Up on the bridge, Ensign Uhura hands Commodore 64 one of those omnipresent octagonal report forms that says that all the ships in the fleet have been experiencing strange malfunctions just prior to Cylon attacks. She thinks it looks suspicious. He's still locked in an if-then statement.
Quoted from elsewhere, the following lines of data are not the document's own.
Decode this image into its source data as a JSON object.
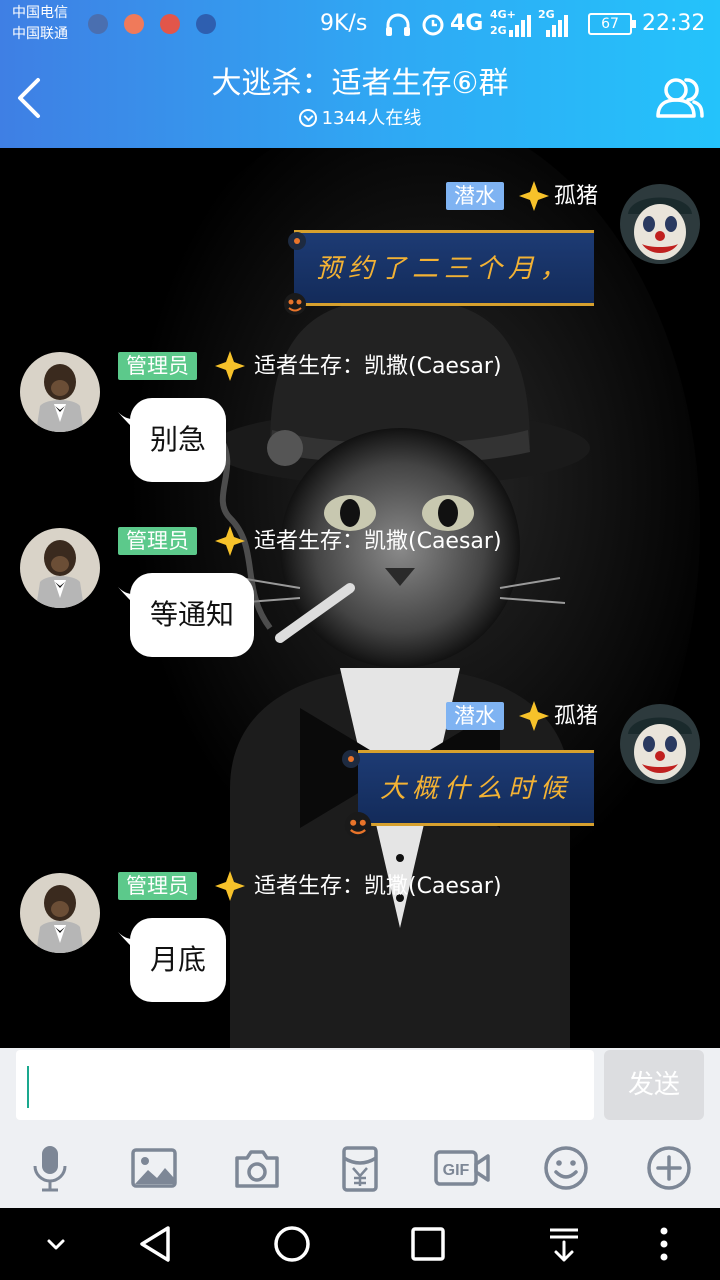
{
  "status_bar": {
    "carrier_1": "中国电信",
    "carrier_2": "中国联通",
    "net_speed": "9K/s",
    "net_4g": "4G",
    "net_4g_plus": "4G+",
    "net_2g_a": "2G",
    "net_2g_b": "2G",
    "battery": "67",
    "time": "22:32"
  },
  "header": {
    "title": "大逃杀：适者生存⑥群",
    "online_count": "1344人在线",
    "icons": [
      "back-arrow-icon",
      "members-icon",
      "chevron-down-icon"
    ]
  },
  "messages": [
    {
      "side": "right",
      "badge": "潜水",
      "sender": "孤猪",
      "text": "预约了二三个月，",
      "style": "fancy-bubble"
    },
    {
      "side": "left",
      "badge": "管理员",
      "sender": "适者生存：凯撒(Caesar)",
      "text": "别急",
      "style": "white-bubble"
    },
    {
      "side": "left",
      "badge": "管理员",
      "sender": "适者生存：凯撒(Caesar)",
      "text": "等通知",
      "style": "white-bubble"
    },
    {
      "side": "right",
      "badge": "潜水",
      "sender": "孤猪",
      "text": "大概什么时候",
      "style": "fancy-bubble"
    },
    {
      "side": "left",
      "badge": "管理员",
      "sender": "适者生存：凯撒(Caesar)",
      "text": "月底",
      "style": "white-bubble"
    }
  ],
  "input_bar": {
    "value": "",
    "send_label": "发送"
  },
  "toolbar": {
    "icons": [
      "microphone-icon",
      "image-icon",
      "camera-icon",
      "red-packet-icon",
      "gif-icon",
      "emoji-icon",
      "plus-icon"
    ],
    "gif_label": "GIF"
  },
  "colors": {
    "header_gradient_start": "#3f7fe4",
    "header_gradient_end": "#24c3fb",
    "badge_diver": "#7fb3f2",
    "badge_admin": "#5cc98b",
    "fancy_bubble_text": "#f3b234"
  }
}
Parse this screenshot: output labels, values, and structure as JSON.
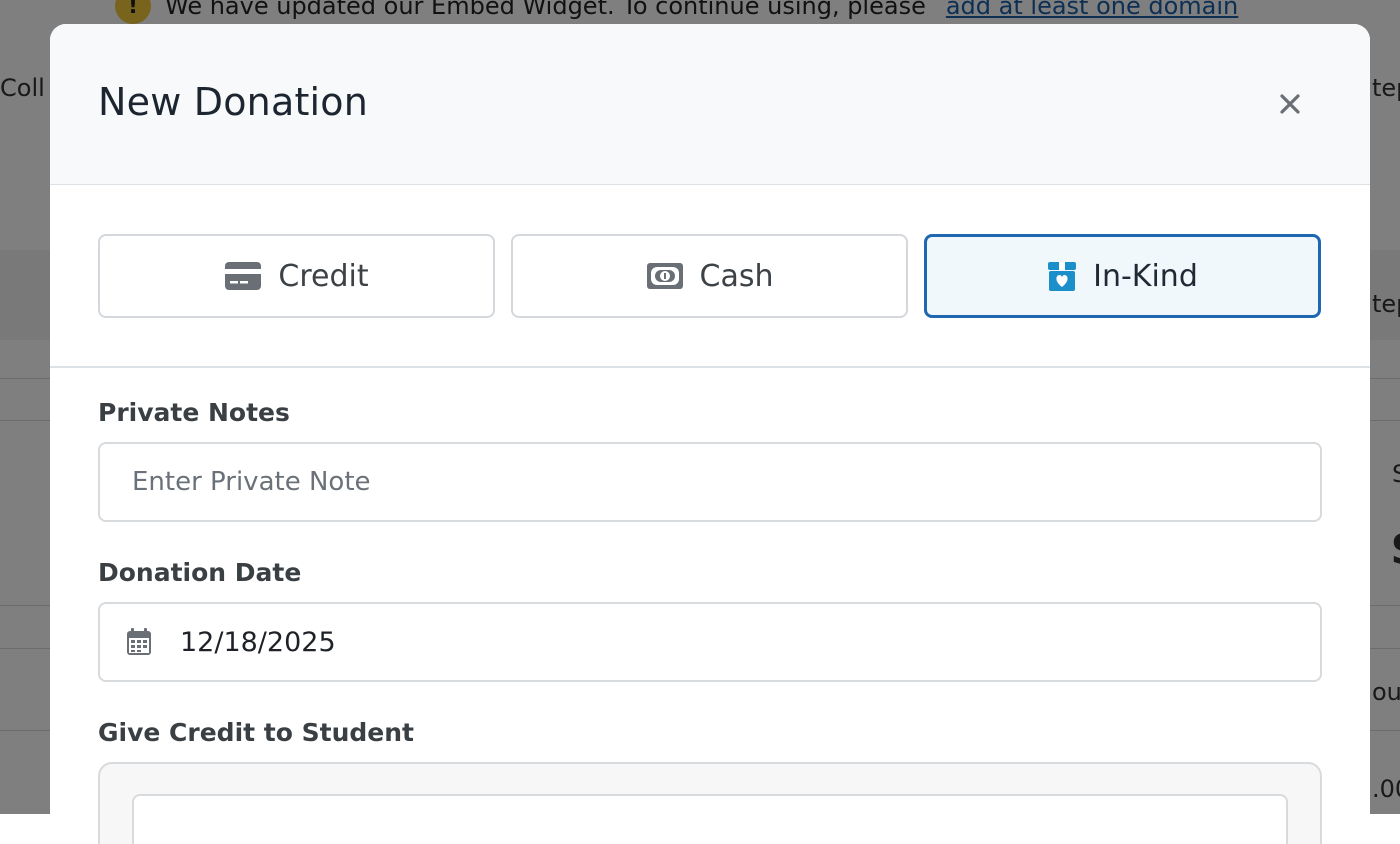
{
  "background": {
    "banner_text": "We have updated our Embed Widget. To continue using, please",
    "banner_link": "add at least one domain",
    "left_fragment": "Coll",
    "right_fragments": [
      "tep",
      "tep",
      "S",
      "$",
      "ou",
      ".00"
    ]
  },
  "modal": {
    "title": "New Donation",
    "close_icon": "close-icon",
    "donation_types": [
      {
        "label": "Credit",
        "icon": "credit-card-icon",
        "active": false
      },
      {
        "label": "Cash",
        "icon": "money-bill-icon",
        "active": false
      },
      {
        "label": "In-Kind",
        "icon": "gift-box-heart-icon",
        "active": true
      }
    ],
    "private_notes": {
      "label": "Private Notes",
      "placeholder": "Enter Private Note",
      "value": ""
    },
    "donation_date": {
      "label": "Donation Date",
      "value": "12/18/2025",
      "icon": "calendar-icon"
    },
    "give_credit": {
      "label": "Give Credit to Student"
    }
  },
  "colors": {
    "accent": "#1f67b3",
    "active_bg": "#f1f8fb",
    "inkind_icon": "#1b8fc9",
    "icon_gray": "#6a6f75"
  }
}
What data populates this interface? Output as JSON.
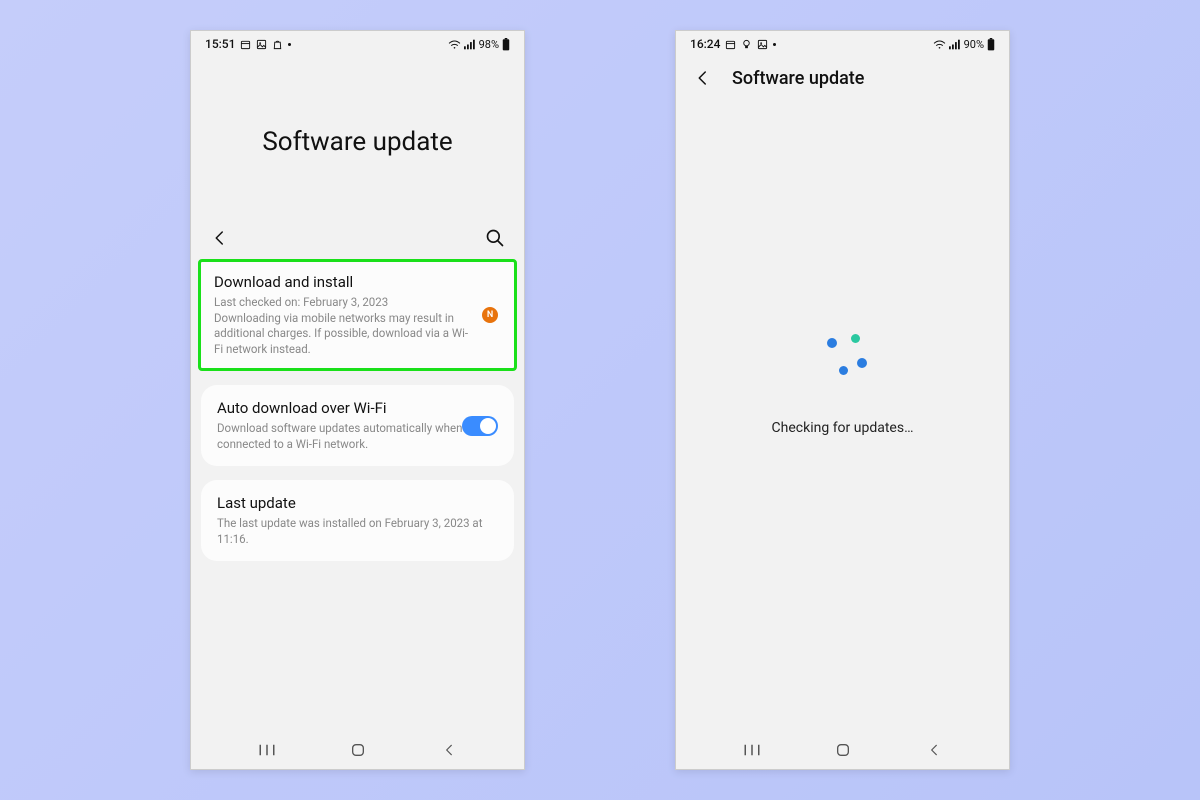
{
  "left": {
    "status": {
      "time": "15:51",
      "battery": "98%"
    },
    "page_title": "Software update",
    "download_install": {
      "title": "Download and install",
      "line1": "Last checked on: February 3, 2023",
      "line2": "Downloading via mobile networks may result in additional charges. If possible, download via a Wi-Fi network instead.",
      "badge": "N"
    },
    "auto_download": {
      "title": "Auto download over Wi-Fi",
      "sub": "Download software updates automatically when connected to a Wi-Fi network.",
      "toggle_on": true
    },
    "last_update": {
      "title": "Last update",
      "sub": "The last update was installed on February 3, 2023 at 11:16."
    }
  },
  "right": {
    "status": {
      "time": "16:24",
      "battery": "90%"
    },
    "page_title": "Software update",
    "checking_text": "Checking for updates…"
  }
}
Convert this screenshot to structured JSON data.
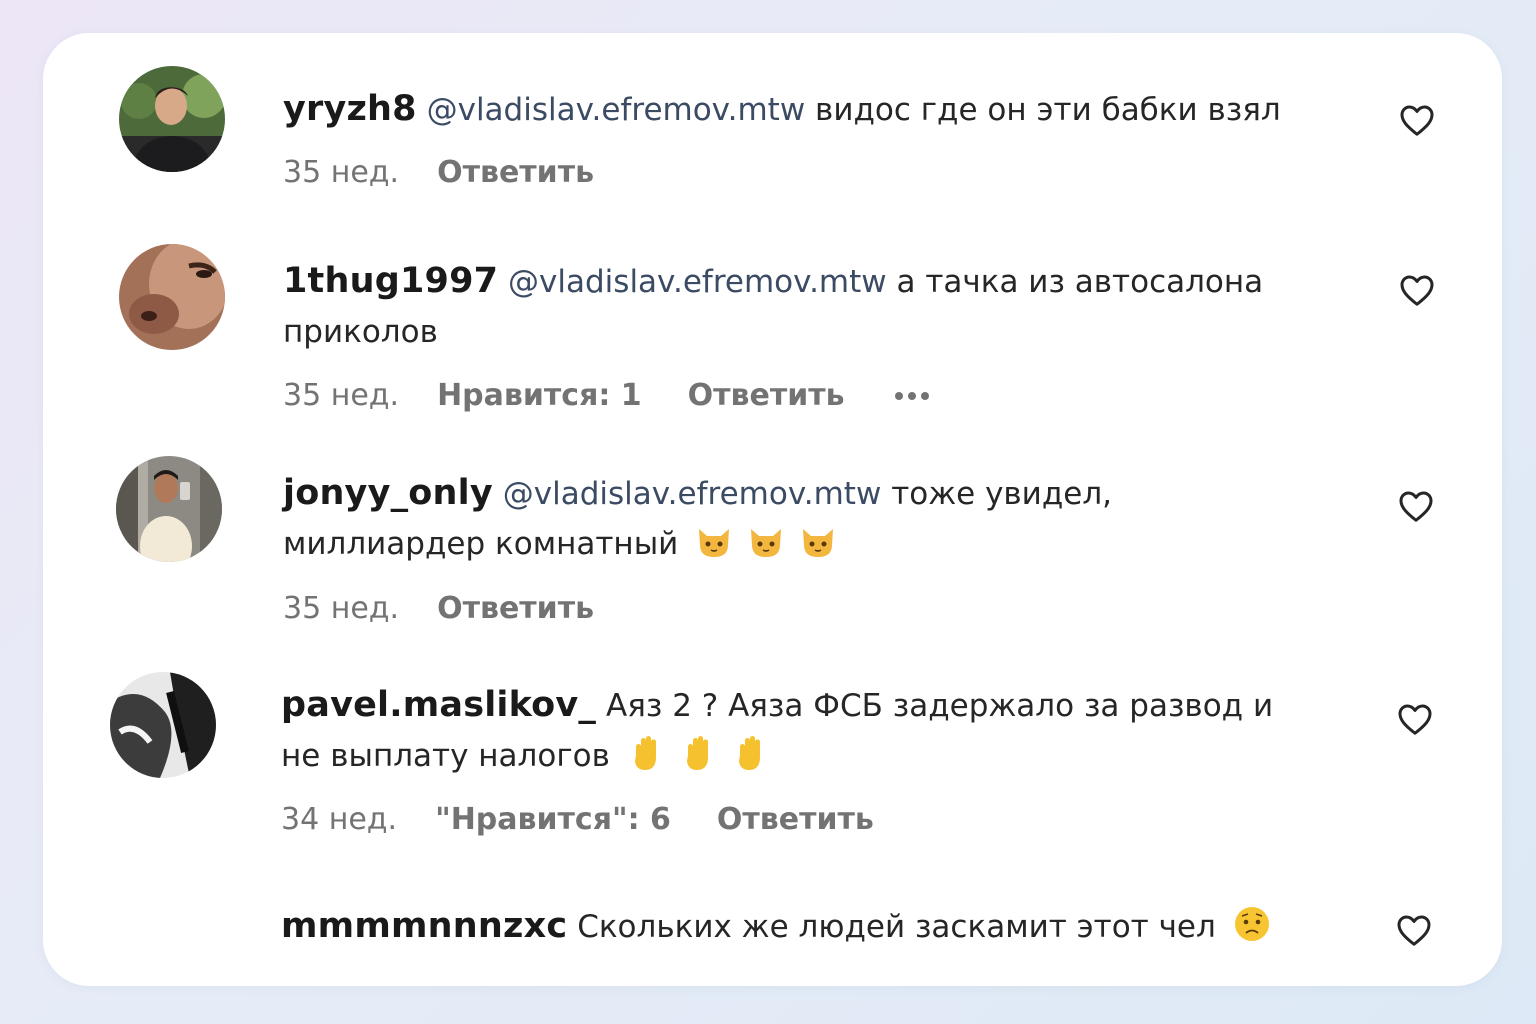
{
  "comments": [
    {
      "username": "yryzh8",
      "mention": "@vladislav.efremov.mtw",
      "text": "видос где он эти бабки взял",
      "time": "35 нед.",
      "reply_label": "Ответить"
    },
    {
      "username": "1thug1997",
      "mention": "@vladislav.efremov.mtw",
      "text": "а тачка из автосалона приколов",
      "time": "35 нед.",
      "likes": "Нравится: 1",
      "reply_label": "Ответить"
    },
    {
      "username": "jonyy_only",
      "mention": "@vladislav.efremov.mtw",
      "text": "тоже увидел, миллиардер комнатный",
      "emoji": [
        "cat-face-icon",
        "cat-face-icon",
        "cat-face-icon"
      ],
      "time": "35 нед.",
      "reply_label": "Ответить"
    },
    {
      "username": "pavel.maslikov_",
      "text": "Аяз 2 ? Аяза ФСБ задержало за развод и не выплату налогов",
      "emoji": [
        "raised-hand-icon",
        "raised-hand-icon",
        "raised-hand-icon"
      ],
      "time": "34 нед.",
      "likes": "\"Нравится\": 6",
      "reply_label": "Ответить"
    },
    {
      "username": "mmmmnnnzxc",
      "text": "Скольких же людей заскамит этот чел",
      "emoji": [
        "worried-face-icon"
      ]
    }
  ],
  "colors": {
    "username": "#1a1a1a",
    "mention": "#3b4b63",
    "meta": "#737373",
    "card": "#ffffff"
  }
}
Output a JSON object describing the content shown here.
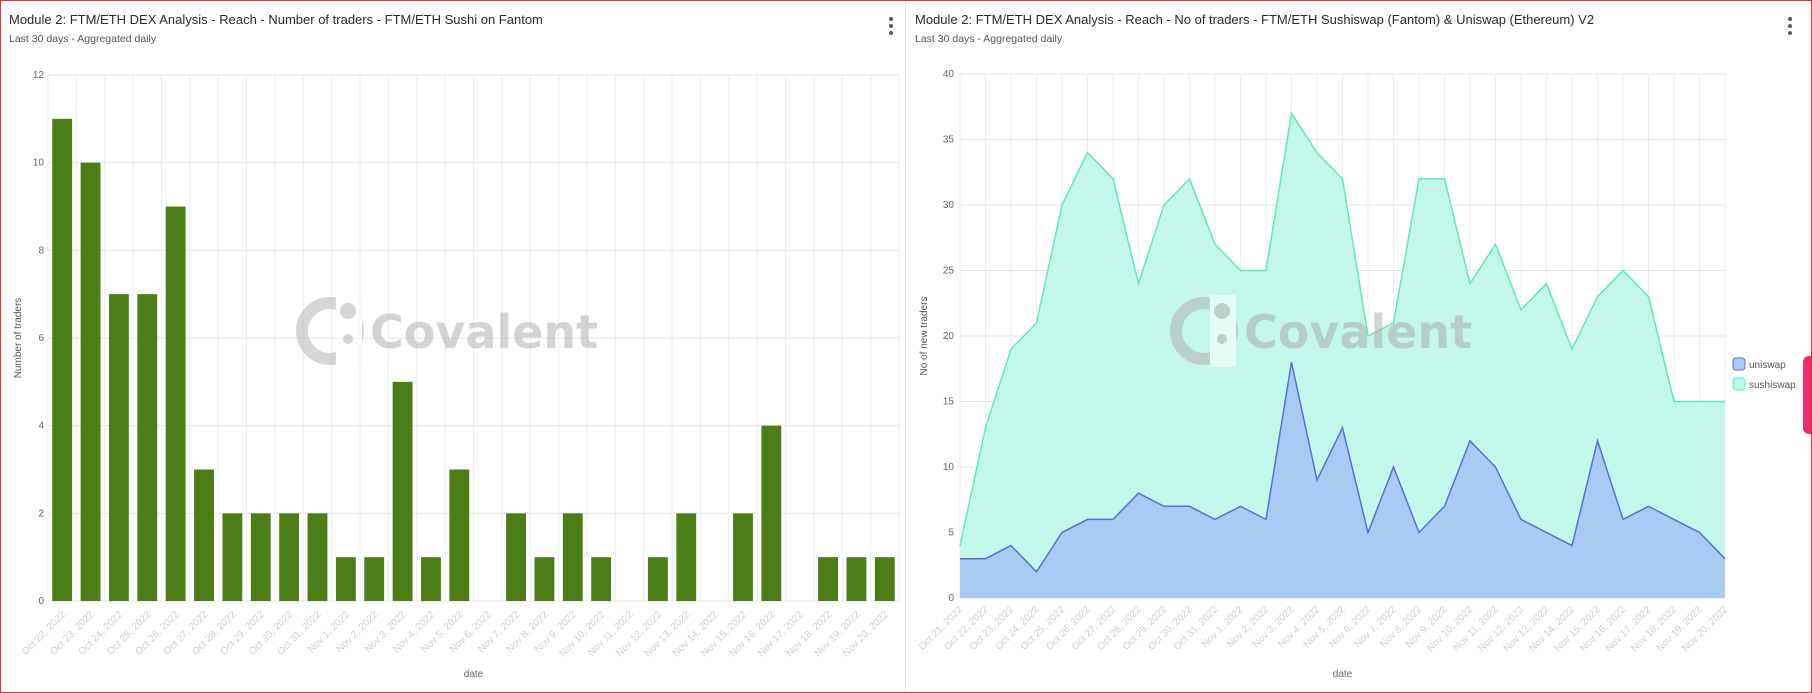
{
  "left_panel": {
    "title": "Module 2: FTM/ETH DEX Analysis - Reach - Number of traders - FTM/ETH Sushi on Fantom",
    "subtitle": "Last 30 days - Aggregated daily",
    "menu_icon": "kebab-menu-icon"
  },
  "right_panel": {
    "title": "Module 2: FTM/ETH DEX Analysis - Reach - No of traders - FTM/ETH Sushiswap (Fantom) & Uniswap (Ethereum) V2",
    "subtitle": "Last 30 days - Aggregated daily",
    "menu_icon": "kebab-menu-icon"
  },
  "watermark": {
    "text": "Covalent"
  },
  "chart_data": [
    {
      "type": "bar",
      "title": "Module 2: FTM/ETH DEX Analysis - Reach - Number of traders - FTM/ETH Sushi on Fantom",
      "xlabel": "date",
      "ylabel": "Number of traders",
      "ylim": [
        0,
        12
      ],
      "yticks": [
        0,
        2,
        4,
        6,
        8,
        10,
        12
      ],
      "grid": true,
      "color": "#4d7d17",
      "categories": [
        "Oct 22, 2022",
        "Oct 23, 2022",
        "Oct 24, 2022",
        "Oct 25, 2022",
        "Oct 26, 2022",
        "Oct 27, 2022",
        "Oct 28, 2022",
        "Oct 29, 2022",
        "Oct 30, 2022",
        "Oct 31, 2022",
        "Nov 1, 2022",
        "Nov 2, 2022",
        "Nov 3, 2022",
        "Nov 4, 2022",
        "Nov 5, 2022",
        "Nov 6, 2022",
        "Nov 7, 2022",
        "Nov 8, 2022",
        "Nov 9, 2022",
        "Nov 10, 2022",
        "Nov 11, 2022",
        "Nov 12, 2022",
        "Nov 13, 2022",
        "Nov 14, 2022",
        "Nov 15, 2022",
        "Nov 16, 2022",
        "Nov 17, 2022",
        "Nov 18, 2022",
        "Nov 19, 2022",
        "Nov 20, 2022"
      ],
      "values": [
        11,
        10,
        7,
        7,
        9,
        3,
        2,
        2,
        2,
        2,
        1,
        1,
        5,
        1,
        3,
        0,
        2,
        1,
        2,
        1,
        0,
        1,
        2,
        0,
        2,
        4,
        0,
        1,
        1,
        1
      ]
    },
    {
      "type": "area",
      "title": "Module 2: FTM/ETH DEX Analysis - Reach - No of traders - FTM/ETH Sushiswap (Fantom) & Uniswap (Ethereum) V2",
      "xlabel": "date",
      "ylabel": "No of new traders",
      "ylim": [
        0,
        40
      ],
      "yticks": [
        0,
        5,
        10,
        15,
        20,
        25,
        30,
        35,
        40
      ],
      "grid": true,
      "stacked": true,
      "legend_position": "right",
      "x": [
        "Oct 21, 2022",
        "Oct 22, 2022",
        "Oct 23, 2022",
        "Oct 24, 2022",
        "Oct 25, 2022",
        "Oct 26, 2022",
        "Oct 27, 2022",
        "Oct 28, 2022",
        "Oct 29, 2022",
        "Oct 30, 2022",
        "Oct 31, 2022",
        "Nov 1, 2022",
        "Nov 2, 2022",
        "Nov 3, 2022",
        "Nov 4, 2022",
        "Nov 5, 2022",
        "Nov 6, 2022",
        "Nov 7, 2022",
        "Nov 8, 2022",
        "Nov 9, 2022",
        "Nov 10, 2022",
        "Nov 11, 2022",
        "Nov 12, 2022",
        "Nov 13, 2022",
        "Nov 14, 2022",
        "Nov 15, 2022",
        "Nov 16, 2022",
        "Nov 17, 2022",
        "Nov 18, 2022",
        "Nov 19, 2022",
        "Nov 20, 2022"
      ],
      "series": [
        {
          "name": "uniswap",
          "color": "#5b6fd8",
          "fill": "#a8c9f2",
          "values": [
            3,
            3,
            4,
            2,
            5,
            6,
            6,
            8,
            7,
            7,
            6,
            7,
            6,
            18,
            9,
            13,
            5,
            10,
            5,
            7,
            12,
            10,
            6,
            5,
            4,
            12,
            6,
            7,
            6,
            5,
            3
          ]
        },
        {
          "name": "sushiswap",
          "color": "#5ee8c4",
          "fill": "#c3f7e9",
          "values": [
            1,
            10,
            15,
            19,
            25,
            28,
            26,
            16,
            23,
            25,
            21,
            18,
            19,
            19,
            25,
            19,
            15,
            11,
            27,
            25,
            12,
            17,
            16,
            19,
            15,
            11,
            19,
            16,
            9,
            10,
            12
          ]
        }
      ]
    }
  ]
}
Sergeant Sacrificial Stan, however, has chopped the number of incoming Cylons down from five to two. The Vipers move en masse in to take them out, because it's perfectly sound military strategy to send an entire squadron after two lone stragglers when you're still two hours away from a planet that's being mercilessly bombarded with nuclear weapons. They chatter amongst themselves about how the old Cylon fighters looked like flying wings, but Wedge comes on the radio to order them all to shut up. Eventually the Cylons do appear, coming out of the sun, and the new ships looks like an unholy alliance between the Bat-plane and a Klingon Bird of Prey. The Cylon fighters open a slot on their front side, and the red light pulses across the entire opening. Heh. Plus, the light actually serves a practical purpose now, because it somehow shuts down all the Vipers and leaves them drifting in space. As a nod towards physical accuracy, all of the sound effects in outer space are muted, because there is no sound in space. That attention to detail, however, obviously doesn't extend to the laws of inertia, because even though the Vipers were in perfect formation when they shut down, they still somehow manage to end up drifting into each other like they're caught in a giant game of pachinko. Flight Leader Antilles calls out to Biggs and Gold Leader, but no one is answering because their radios have been shut down as well. Despite the fact that the Cylon fighters are still hundreds of miles away, and the fact that they do indeed appear to have some form of a cockpit, Biggs is able to ascertain that no one is actually flying them, solely because the writers thought it would be cool if the fighters themselves were giant robots, but didn't have a good way to work that little detail into the script. In any event, the Cylons launch a bunch of missiles and blow everyone up. Boomer panics again and tries to fly away, and the Cylons chase her right into a commercial.
When we come back, Mary McDonnell is again in the bathroom on the SS Hindenbreast. There's no time for a quick grope, however, because she has to head back to the main cabin in order to hear the Captain make an announcement about the attack on Caprica. Up in the cockpit, the Captain shuts off the intercom, and switches over to the radio so he can thank Apollo for giving them an escort. Apollo rags on Daddy's old fighter, but does promise to do whatever he can.
Back to Boomer. The Cylons are still chasing her, and they've fired some more missiles. She manages to fake one out with a decoy drone, but another is still on their tail. She launches a second drone, but the missile is too close, and they end up taking damage from the explosion. Sacrificial Stan is wounded, but he still manages to seal an air leak in the floor with a handy nearby suction cup. Heh. Boomer decides to power down their ship, because they're already headed towards Caprica and she figures they can just drift the rest of the way while the Cylons think they're dead. Yeah. I wouldn't count on it, Boomer. With what we've seen so far, you're more likely to end up drifting into LV-426. They drift silently through space, passing a shattered Battlestar as nuclear explosions ripple across the surface of Caprica below. For some reason, the nukes are even going off in the middle of the ocean. I don't know what's up with that.